Task directions: Each line of the listing that includes the string "calendar" needs to be located and copied.

Input data:

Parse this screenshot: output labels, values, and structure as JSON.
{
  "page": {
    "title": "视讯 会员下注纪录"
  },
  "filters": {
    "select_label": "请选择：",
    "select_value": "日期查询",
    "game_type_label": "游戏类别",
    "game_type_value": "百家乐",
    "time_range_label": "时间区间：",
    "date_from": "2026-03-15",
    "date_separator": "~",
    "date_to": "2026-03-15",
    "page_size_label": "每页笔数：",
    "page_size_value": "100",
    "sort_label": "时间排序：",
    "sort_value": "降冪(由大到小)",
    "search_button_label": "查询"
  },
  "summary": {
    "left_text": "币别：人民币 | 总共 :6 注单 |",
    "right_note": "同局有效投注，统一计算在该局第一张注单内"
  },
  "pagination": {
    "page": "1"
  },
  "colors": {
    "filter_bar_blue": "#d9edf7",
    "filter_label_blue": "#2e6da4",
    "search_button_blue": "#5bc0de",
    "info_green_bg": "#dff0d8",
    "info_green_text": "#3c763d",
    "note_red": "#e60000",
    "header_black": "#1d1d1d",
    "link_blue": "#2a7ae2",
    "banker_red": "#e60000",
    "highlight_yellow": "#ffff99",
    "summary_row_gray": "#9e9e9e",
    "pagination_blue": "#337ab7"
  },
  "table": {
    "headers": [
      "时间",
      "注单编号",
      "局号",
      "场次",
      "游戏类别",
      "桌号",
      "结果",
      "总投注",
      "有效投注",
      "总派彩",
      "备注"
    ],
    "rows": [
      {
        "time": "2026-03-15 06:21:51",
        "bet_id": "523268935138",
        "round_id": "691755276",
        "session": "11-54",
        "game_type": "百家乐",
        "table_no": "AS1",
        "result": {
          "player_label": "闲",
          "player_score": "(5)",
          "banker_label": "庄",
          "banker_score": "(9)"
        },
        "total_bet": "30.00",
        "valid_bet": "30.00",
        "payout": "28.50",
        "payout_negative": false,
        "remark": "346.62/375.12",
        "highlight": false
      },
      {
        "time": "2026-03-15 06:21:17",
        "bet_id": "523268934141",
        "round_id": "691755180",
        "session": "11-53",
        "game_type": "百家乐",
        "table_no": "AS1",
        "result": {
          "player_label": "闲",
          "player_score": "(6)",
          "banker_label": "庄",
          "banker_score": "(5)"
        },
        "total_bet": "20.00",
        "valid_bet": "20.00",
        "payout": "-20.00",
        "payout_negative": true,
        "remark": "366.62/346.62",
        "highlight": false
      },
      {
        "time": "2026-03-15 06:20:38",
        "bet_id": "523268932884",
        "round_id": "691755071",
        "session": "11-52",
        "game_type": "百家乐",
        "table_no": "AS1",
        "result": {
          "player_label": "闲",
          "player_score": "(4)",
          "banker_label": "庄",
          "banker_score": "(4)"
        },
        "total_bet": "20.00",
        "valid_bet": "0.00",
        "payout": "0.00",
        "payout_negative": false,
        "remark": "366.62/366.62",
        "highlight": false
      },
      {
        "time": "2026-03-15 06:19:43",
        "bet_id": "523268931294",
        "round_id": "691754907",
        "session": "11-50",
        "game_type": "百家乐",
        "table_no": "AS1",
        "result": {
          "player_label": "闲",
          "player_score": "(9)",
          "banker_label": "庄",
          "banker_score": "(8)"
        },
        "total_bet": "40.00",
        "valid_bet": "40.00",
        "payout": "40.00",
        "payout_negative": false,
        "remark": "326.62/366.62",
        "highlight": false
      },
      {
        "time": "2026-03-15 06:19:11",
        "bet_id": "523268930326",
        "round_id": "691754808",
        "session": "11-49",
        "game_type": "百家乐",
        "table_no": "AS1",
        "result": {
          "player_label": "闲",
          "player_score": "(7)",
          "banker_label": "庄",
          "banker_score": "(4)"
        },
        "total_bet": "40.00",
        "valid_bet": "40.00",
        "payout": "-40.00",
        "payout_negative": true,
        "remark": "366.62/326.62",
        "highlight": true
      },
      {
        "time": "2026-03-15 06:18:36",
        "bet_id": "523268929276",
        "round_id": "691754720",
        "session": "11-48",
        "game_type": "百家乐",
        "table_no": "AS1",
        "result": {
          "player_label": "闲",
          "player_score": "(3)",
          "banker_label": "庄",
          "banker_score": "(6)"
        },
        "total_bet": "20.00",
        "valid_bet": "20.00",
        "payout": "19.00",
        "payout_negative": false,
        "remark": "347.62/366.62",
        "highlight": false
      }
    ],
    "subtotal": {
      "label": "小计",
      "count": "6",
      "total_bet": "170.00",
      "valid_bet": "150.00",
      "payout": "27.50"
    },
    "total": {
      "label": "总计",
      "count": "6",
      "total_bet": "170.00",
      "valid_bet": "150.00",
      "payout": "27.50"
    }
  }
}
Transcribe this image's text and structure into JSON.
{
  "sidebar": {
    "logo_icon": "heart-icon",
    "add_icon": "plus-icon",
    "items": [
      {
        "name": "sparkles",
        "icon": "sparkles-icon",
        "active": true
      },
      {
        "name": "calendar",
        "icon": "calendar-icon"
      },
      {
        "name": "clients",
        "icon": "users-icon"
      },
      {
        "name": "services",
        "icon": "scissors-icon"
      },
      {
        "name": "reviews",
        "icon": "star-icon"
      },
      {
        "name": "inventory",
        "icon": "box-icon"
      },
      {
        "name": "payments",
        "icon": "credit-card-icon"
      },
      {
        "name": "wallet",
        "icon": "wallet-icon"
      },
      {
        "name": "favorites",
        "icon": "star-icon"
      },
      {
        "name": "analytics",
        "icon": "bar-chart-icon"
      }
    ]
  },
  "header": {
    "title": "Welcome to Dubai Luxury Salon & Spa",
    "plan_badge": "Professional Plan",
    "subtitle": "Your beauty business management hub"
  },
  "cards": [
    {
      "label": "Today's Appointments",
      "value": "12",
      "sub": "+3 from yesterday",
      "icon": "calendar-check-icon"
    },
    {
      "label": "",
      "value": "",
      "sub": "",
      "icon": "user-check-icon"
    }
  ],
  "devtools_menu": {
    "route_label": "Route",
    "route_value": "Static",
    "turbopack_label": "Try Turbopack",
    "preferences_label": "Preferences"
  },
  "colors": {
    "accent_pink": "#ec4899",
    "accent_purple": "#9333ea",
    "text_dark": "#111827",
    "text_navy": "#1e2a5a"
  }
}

Response below:
        "name": "calendar",
        "icon": "calendar-icon"
      "icon": "calendar-check-icon"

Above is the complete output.